A good thing for me to learn here: stop complaining! Still tough on me coz when I have to walk through heavy rain at night getting all soaked, worrying about my phone getting wet or being in the water in the middle of a rainy night and getting all drenched from above as well, worrying about sharks – I DO complain. But two hours later I am laughing about it, so why complain in the first place? I know some people would never exchange their comfy beds and perfect kitchen for sleeping on the ground and making fire to heat the water, but I can only recommend to go back to the basics and appreciate everything you take for granted.
Another good thing what you learn here is living every day, without worrying about the next day or let alone the next week. I remember I used to live for the weekend back home and starting to feel depressed again by Sunday night. On the island I barely knew which day of the week it was except for Sunday, when it’s rest and church day. But also during the week there was so much joy and laughter, overall thanks to a very cheerful Canadian and loads of silly Fijians 😀

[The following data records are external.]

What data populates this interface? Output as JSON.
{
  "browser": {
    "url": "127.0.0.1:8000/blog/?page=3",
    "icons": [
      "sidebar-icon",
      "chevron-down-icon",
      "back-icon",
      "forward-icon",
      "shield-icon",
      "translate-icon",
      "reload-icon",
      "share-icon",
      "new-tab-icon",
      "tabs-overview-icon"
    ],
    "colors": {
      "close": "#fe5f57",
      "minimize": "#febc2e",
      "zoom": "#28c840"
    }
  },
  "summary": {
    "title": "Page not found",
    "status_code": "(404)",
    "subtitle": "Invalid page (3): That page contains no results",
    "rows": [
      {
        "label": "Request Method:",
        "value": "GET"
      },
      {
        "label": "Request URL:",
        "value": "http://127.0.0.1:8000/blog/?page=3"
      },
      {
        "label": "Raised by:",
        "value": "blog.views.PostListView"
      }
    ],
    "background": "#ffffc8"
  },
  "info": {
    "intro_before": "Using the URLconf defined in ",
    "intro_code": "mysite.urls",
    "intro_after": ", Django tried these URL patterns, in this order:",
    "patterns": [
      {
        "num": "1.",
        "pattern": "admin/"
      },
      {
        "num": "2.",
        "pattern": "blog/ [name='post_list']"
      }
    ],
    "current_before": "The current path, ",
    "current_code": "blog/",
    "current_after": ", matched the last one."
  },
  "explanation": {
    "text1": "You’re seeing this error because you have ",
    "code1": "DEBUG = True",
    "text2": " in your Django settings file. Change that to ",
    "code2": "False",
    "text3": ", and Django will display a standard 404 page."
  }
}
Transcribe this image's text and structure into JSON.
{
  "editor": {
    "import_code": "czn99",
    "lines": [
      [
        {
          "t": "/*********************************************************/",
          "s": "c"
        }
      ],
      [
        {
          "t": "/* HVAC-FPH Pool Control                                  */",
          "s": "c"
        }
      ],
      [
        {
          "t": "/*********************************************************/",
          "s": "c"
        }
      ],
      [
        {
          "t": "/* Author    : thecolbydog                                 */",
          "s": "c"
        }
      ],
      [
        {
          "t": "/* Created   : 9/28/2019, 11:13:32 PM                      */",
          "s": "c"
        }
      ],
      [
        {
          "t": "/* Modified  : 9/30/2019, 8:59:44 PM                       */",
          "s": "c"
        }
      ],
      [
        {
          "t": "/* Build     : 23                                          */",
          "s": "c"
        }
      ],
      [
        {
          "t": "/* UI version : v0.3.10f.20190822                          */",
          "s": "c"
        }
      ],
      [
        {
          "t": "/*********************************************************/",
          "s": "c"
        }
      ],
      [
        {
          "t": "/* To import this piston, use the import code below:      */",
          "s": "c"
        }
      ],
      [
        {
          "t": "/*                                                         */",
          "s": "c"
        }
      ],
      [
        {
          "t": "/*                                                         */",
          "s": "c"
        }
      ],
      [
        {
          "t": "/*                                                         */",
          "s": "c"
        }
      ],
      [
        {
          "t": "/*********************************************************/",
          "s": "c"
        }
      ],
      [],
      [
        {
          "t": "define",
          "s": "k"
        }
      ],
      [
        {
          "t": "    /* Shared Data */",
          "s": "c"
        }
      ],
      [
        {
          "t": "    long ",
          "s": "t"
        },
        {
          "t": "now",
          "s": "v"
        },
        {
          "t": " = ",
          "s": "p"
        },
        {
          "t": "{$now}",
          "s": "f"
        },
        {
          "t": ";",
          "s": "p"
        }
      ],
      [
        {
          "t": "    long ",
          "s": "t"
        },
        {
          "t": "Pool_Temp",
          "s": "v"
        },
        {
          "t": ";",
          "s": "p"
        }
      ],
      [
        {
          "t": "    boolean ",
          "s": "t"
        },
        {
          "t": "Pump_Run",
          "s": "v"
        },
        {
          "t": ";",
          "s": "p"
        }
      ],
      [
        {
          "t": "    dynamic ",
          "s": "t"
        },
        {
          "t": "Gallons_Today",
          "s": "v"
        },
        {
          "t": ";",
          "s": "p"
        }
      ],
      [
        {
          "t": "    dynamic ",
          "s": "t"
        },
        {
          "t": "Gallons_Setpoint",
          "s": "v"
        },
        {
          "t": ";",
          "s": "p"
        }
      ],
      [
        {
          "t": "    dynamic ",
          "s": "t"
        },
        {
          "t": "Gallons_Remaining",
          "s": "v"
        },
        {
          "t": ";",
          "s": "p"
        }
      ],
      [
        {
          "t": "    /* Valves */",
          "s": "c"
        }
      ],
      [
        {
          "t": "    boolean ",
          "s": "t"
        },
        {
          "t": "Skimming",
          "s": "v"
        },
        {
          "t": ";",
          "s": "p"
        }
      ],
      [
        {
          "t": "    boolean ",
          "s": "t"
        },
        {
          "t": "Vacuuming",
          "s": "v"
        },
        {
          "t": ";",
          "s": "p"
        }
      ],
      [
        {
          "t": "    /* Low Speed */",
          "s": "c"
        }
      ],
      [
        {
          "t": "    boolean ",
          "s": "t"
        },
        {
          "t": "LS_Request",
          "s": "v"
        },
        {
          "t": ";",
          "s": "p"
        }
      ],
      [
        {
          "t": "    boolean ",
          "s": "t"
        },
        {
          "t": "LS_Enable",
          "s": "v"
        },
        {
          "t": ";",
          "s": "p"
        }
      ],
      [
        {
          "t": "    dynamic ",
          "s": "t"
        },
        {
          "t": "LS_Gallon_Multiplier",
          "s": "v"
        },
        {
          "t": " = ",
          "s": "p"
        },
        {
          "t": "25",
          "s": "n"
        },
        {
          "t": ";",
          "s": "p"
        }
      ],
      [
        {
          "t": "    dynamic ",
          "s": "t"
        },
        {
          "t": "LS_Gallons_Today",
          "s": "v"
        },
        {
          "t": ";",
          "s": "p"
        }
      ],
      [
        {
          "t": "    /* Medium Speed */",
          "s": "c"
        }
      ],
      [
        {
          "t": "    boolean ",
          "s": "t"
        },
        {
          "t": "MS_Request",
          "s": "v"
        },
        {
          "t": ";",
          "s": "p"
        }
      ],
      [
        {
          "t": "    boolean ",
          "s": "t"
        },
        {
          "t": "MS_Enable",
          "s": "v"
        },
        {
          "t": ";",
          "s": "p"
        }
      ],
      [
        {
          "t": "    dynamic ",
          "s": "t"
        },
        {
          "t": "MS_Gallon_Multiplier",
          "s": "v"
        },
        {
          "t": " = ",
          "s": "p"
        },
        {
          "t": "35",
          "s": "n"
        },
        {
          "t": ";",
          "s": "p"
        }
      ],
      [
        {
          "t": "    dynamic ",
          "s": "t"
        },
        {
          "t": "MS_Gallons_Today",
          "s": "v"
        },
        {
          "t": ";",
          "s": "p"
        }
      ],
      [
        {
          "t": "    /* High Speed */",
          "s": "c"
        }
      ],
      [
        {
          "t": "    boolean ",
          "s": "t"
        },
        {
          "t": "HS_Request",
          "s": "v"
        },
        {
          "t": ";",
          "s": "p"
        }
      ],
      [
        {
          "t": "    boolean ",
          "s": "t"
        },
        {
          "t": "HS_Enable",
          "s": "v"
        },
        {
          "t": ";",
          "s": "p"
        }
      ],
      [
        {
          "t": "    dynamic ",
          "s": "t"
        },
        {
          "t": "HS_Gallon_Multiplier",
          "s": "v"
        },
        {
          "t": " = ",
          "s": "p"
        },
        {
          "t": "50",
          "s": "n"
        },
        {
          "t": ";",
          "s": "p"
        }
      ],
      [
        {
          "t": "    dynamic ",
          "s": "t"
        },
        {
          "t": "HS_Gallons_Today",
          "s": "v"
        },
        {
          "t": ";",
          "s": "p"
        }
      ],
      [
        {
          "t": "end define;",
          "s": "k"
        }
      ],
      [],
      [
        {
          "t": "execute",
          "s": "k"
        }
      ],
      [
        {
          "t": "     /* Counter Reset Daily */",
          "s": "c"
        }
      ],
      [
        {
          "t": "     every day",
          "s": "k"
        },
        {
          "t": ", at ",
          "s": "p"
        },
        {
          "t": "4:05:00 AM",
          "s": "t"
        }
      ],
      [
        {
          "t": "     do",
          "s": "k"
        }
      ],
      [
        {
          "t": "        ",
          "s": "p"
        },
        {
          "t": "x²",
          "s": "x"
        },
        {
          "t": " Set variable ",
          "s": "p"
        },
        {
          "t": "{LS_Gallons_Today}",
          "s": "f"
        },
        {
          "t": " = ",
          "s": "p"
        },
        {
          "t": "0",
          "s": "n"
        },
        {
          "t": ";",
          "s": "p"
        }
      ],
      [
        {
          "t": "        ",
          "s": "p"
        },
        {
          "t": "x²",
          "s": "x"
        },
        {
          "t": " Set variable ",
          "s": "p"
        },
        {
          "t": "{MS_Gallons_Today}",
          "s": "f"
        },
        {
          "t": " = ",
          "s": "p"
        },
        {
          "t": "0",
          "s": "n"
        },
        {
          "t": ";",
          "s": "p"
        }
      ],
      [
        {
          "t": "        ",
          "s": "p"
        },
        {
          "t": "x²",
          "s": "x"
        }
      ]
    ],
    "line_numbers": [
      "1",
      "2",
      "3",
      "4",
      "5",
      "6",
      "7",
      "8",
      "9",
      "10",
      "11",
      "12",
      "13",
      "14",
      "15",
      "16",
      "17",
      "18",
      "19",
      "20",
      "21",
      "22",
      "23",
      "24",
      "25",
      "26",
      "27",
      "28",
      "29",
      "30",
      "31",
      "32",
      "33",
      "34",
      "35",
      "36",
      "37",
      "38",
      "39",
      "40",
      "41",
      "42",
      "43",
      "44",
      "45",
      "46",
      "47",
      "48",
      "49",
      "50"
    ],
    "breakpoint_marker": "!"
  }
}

At first all these things seemed super crazy, unnecessary or sometimes even scary to me (like going in the ocean to check the net in the middle of the night knowing that there might be sharks) but after a while you get used to everything, or even more you start to question the things you know and that you have taken for granted (like electricity) for all your life. My head sometimes explodes with comparing all the different things and approaches to what I have learned and been taught in my (almost) 30 years. Another good thing for me to learn here is that I don’t get frustrated or moody when a plan doesn’t work out – it’s just the island way of life, it will happen another day or it won’t happen at all and that’s also fine, the world will still be turning. Fiji Time!

While being Jane in the Jungle it was pretty though to do all the online work I used to do in Bali. I struggled not only with the signal sometimes but also with focusing on the “other world” out there with which I needed to be connected. Luckily all clients understood and it wasn’t that much work in the end. This is why I am on the mainland now, catching up on some work and also catching up with friends and family as I felt so detached from you guys while being on that remote island. But I can’t wait to go back and get my hands dirty and seeing all the friendly faces of the islanders again. I have never met happier and friendlier people than in Fiji, and I have been here three times so I know. There have been days in the last week where I met 10 cousins and uncles only in one day and said “Bula!” 50 times on my way to the next village and back.

Looking forward to see what happened being away for a week, keep you posted!